*** TASK INPUT ***

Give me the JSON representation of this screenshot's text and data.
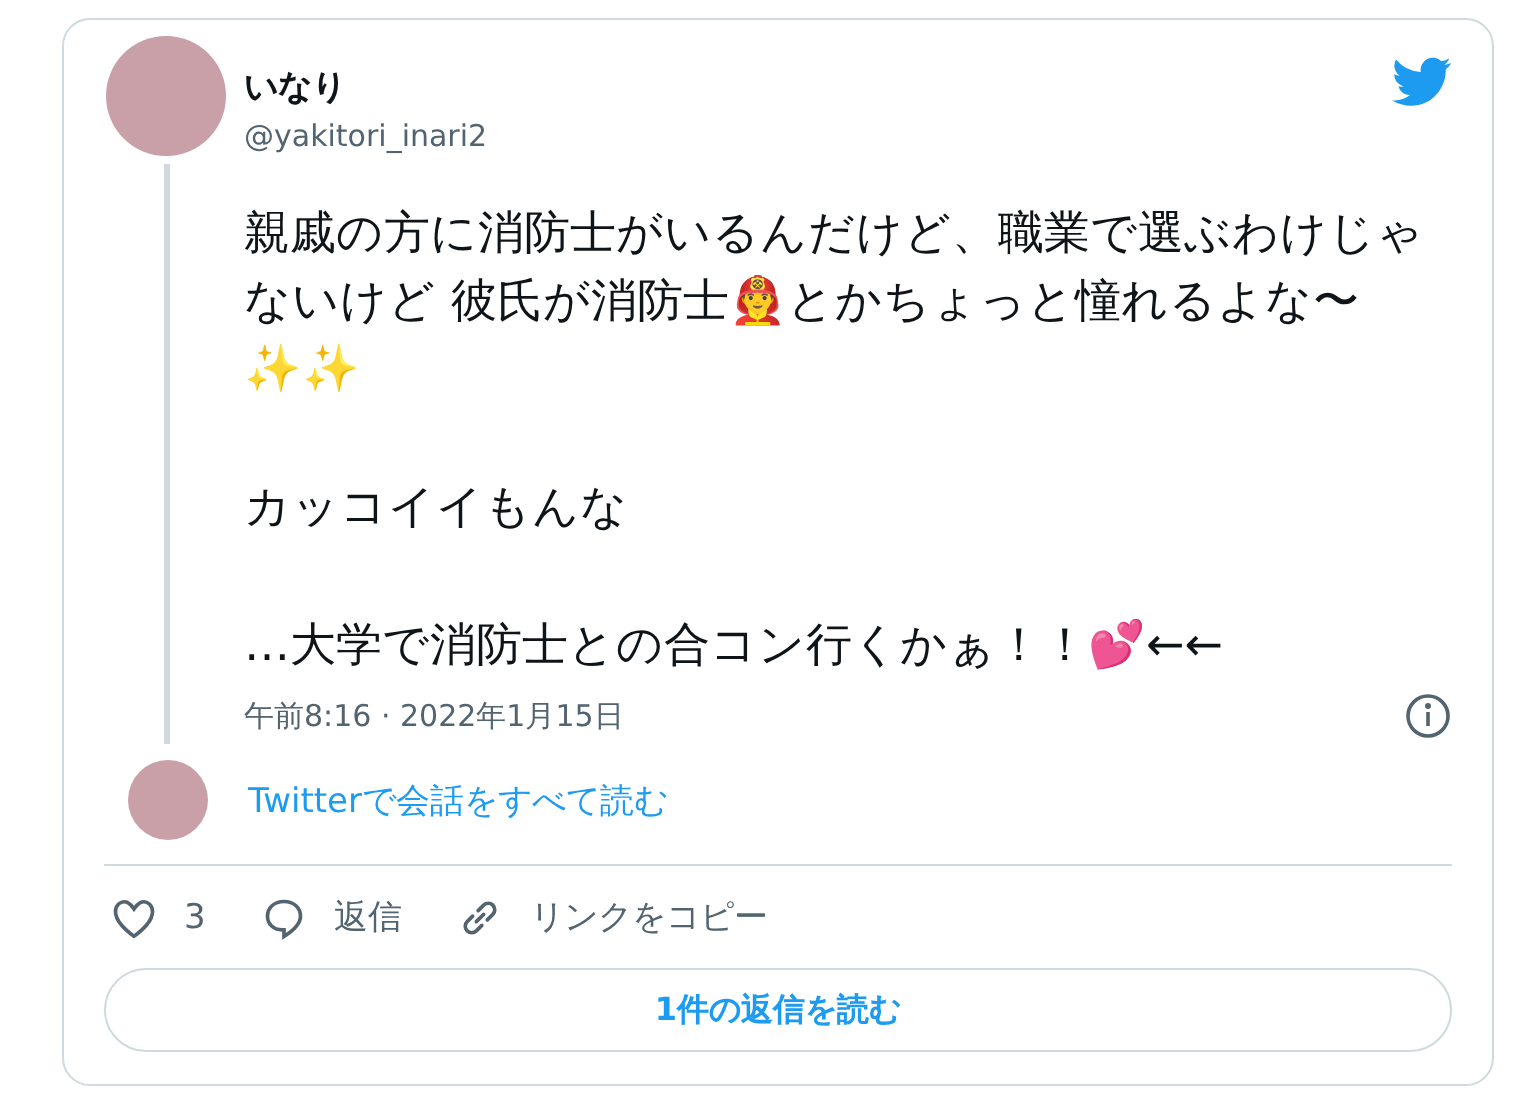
{
  "author": {
    "name": "いなり",
    "handle": "@yakitori_inari2"
  },
  "body": [
    "親戚の方に消防士がいるんだけど、職業で選ぶわけじゃないけど 彼氏が消防士👨‍🚒とかちょっと憧れるよな〜✨✨",
    "カッコイイもんな",
    "…大学で消防士との合コン行くかぁ！！💕←←"
  ],
  "timestamp": "午前8:16 · 2022年1月15日",
  "thread_link": "Twitterで会話をすべて読む",
  "actions": [
    {
      "kind": "like",
      "label": "3"
    },
    {
      "kind": "reply",
      "label": "返信"
    },
    {
      "kind": "link",
      "label": "リンクをコピー"
    }
  ],
  "replies_button": "1件の返信を読む"
}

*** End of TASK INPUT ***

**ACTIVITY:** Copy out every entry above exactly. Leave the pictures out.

**RESPONSE TO THIS TASK:**
Give me the JSON representation of this screenshot's text and data.
{
  "author": {
    "name": "いなり",
    "handle": "@yakitori_inari2"
  },
  "body": [
    "親戚の方に消防士がいるんだけど、職業で選ぶわけじゃないけど 彼氏が消防士👨‍🚒とかちょっと憧れるよな〜✨✨",
    "カッコイイもんな",
    "…大学で消防士との合コン行くかぁ！！💕←←"
  ],
  "timestamp": "午前8:16 · 2022年1月15日",
  "thread_link": "Twitterで会話をすべて読む",
  "actions": [
    {
      "kind": "like",
      "label": "3"
    },
    {
      "kind": "reply",
      "label": "返信"
    },
    {
      "kind": "link",
      "label": "リンクをコピー"
    }
  ],
  "replies_button": "1件の返信を読む"
}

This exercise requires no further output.